### Aim of the exercise
Output the whole listing exactly, with no pictures.

### Extracted records

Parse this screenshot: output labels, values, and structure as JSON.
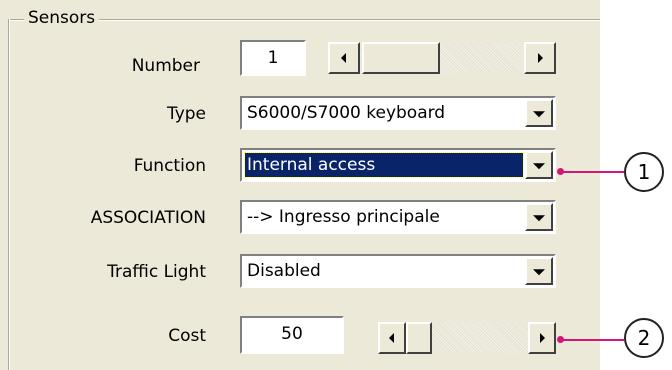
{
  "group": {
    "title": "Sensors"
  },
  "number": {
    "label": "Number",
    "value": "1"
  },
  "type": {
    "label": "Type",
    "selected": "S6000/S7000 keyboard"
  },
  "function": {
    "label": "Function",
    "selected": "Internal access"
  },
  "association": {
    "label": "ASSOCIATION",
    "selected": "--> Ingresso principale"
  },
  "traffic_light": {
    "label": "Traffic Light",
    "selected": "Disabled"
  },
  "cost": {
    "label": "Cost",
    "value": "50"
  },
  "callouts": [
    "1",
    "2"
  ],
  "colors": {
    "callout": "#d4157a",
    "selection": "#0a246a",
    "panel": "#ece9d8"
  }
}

### Finished task
Parse this screenshot: output labels, values, and structure as JSON.
{
  "group": {
    "title": "Sensors"
  },
  "number": {
    "label": "Number",
    "value": "1"
  },
  "type": {
    "label": "Type",
    "selected": "S6000/S7000 keyboard"
  },
  "function": {
    "label": "Function",
    "selected": "Internal access"
  },
  "association": {
    "label": "ASSOCIATION",
    "selected": "--> Ingresso principale"
  },
  "traffic_light": {
    "label": "Traffic Light",
    "selected": "Disabled"
  },
  "cost": {
    "label": "Cost",
    "value": "50"
  },
  "callouts": [
    "1",
    "2"
  ],
  "colors": {
    "callout": "#d4157a",
    "selection": "#0a246a",
    "panel": "#ece9d8"
  }
}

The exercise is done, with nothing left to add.